[Opening Supplied information section]

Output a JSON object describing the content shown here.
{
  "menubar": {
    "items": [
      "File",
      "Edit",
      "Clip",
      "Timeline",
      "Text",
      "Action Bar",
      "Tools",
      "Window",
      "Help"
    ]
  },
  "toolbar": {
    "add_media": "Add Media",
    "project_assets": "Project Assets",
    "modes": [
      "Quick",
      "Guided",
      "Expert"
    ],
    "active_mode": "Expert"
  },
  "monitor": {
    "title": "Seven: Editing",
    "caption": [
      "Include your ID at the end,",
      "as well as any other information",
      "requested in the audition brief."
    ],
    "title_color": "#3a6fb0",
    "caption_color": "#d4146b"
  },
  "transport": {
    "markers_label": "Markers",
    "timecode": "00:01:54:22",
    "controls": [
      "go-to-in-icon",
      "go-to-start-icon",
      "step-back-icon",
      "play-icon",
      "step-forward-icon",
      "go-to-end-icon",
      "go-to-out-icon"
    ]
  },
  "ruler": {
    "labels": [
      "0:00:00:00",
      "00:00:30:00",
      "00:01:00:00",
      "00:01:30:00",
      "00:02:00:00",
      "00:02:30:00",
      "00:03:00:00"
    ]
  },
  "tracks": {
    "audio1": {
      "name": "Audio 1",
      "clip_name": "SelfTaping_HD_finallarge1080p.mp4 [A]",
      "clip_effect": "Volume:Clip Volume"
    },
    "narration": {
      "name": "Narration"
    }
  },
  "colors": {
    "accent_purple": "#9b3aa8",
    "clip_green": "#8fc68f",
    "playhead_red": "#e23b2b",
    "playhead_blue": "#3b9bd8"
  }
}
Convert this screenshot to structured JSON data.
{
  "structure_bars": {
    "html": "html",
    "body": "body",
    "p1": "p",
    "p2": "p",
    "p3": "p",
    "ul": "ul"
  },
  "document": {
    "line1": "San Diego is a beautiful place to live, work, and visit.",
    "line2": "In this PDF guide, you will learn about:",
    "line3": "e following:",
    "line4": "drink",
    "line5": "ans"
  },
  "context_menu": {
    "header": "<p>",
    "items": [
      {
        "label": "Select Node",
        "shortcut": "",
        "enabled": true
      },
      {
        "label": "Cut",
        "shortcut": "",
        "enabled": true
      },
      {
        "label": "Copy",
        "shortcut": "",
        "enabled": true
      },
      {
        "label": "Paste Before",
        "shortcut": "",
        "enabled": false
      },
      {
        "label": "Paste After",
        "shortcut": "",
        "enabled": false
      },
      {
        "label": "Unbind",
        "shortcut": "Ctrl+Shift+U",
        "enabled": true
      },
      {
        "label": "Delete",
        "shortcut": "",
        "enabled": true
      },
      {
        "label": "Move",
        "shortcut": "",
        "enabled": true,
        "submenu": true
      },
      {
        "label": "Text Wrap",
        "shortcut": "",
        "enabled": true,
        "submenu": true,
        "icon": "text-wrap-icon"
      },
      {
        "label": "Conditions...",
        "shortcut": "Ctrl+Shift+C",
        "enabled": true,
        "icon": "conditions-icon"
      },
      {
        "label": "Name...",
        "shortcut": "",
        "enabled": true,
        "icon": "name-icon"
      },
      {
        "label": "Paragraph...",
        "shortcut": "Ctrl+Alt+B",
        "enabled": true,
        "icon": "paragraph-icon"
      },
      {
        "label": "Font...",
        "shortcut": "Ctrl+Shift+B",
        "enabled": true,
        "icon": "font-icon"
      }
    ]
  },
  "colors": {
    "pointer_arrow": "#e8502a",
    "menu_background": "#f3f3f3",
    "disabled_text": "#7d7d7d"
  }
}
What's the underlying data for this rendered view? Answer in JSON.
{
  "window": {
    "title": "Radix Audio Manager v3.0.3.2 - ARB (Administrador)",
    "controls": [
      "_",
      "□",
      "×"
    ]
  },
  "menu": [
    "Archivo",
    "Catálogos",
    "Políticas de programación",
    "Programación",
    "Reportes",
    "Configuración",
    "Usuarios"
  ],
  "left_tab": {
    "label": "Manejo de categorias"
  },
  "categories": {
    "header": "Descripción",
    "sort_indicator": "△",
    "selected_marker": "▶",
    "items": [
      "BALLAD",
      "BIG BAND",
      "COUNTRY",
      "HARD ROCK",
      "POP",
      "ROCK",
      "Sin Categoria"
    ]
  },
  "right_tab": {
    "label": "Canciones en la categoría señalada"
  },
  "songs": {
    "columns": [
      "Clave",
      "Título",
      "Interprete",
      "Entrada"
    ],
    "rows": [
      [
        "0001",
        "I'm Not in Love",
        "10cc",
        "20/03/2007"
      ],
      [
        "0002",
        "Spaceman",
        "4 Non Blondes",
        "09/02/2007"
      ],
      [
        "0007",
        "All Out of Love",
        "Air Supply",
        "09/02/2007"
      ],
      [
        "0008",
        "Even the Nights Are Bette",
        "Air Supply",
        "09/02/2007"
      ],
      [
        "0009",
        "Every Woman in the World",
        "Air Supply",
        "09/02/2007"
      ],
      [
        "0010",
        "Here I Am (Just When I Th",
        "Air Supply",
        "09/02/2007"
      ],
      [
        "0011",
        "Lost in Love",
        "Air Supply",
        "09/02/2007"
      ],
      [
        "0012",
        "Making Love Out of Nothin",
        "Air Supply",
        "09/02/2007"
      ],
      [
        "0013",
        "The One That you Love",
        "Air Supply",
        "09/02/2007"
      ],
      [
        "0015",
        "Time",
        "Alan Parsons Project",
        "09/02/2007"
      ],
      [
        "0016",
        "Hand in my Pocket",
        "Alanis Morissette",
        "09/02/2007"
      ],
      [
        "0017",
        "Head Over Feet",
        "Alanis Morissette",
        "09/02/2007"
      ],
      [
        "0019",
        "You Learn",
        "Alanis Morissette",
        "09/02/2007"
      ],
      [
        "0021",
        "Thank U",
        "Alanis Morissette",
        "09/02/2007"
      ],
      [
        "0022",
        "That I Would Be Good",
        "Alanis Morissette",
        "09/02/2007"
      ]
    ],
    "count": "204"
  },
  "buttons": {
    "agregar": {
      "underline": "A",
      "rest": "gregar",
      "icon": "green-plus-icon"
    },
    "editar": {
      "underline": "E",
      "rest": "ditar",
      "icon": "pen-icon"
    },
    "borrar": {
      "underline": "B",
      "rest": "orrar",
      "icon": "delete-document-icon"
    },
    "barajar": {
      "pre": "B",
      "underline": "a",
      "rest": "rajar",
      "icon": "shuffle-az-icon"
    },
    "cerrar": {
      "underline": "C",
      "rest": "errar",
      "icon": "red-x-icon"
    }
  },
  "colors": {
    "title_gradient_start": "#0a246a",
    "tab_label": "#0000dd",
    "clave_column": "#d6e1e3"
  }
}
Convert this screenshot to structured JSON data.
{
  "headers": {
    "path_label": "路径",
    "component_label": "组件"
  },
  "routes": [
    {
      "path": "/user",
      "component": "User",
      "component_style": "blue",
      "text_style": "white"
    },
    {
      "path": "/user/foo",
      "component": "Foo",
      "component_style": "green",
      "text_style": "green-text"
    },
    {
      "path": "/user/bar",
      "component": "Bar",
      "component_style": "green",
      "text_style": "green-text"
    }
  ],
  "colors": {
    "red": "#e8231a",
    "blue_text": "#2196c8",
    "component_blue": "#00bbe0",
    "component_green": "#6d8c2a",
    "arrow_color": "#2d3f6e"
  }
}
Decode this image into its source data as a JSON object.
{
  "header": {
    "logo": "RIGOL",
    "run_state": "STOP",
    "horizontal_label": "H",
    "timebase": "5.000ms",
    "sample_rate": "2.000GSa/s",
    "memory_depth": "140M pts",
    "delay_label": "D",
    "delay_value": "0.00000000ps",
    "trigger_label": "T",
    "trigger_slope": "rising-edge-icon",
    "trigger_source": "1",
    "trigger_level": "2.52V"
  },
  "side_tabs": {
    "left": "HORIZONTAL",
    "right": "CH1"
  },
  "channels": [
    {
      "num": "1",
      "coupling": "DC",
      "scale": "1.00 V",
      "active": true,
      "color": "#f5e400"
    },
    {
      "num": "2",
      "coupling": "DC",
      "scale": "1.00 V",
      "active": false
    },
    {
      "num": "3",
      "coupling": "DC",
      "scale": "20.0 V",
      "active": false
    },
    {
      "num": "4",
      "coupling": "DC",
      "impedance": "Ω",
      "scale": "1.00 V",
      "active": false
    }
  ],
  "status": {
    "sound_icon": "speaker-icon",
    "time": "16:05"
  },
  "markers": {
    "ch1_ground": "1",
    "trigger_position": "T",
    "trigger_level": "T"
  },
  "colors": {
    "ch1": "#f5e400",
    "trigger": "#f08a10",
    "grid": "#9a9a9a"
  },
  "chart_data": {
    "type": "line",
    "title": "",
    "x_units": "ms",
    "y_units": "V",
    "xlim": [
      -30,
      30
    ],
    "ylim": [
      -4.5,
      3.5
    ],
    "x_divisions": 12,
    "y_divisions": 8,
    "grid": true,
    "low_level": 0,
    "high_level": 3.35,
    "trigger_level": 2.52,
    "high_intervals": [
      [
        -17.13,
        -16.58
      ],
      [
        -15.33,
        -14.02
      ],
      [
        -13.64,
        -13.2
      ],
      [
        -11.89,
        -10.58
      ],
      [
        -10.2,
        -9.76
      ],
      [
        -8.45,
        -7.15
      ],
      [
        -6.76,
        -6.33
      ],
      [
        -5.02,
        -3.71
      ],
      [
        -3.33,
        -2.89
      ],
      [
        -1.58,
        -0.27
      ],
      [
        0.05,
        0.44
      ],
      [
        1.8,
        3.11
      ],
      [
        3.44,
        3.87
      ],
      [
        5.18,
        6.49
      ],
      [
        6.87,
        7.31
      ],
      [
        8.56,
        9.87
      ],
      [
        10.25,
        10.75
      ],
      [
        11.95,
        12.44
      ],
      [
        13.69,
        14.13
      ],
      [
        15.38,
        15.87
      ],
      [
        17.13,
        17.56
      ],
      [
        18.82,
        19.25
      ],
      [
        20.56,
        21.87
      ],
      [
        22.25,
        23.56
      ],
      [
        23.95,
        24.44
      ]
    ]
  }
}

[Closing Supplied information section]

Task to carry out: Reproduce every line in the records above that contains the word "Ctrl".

The completed task:
        "shortcut": "Ctrl+Shift+U",
        "shortcut": "Ctrl+Shift+C",
        "shortcut": "Ctrl+Alt+B",
        "shortcut": "Ctrl+Shift+B",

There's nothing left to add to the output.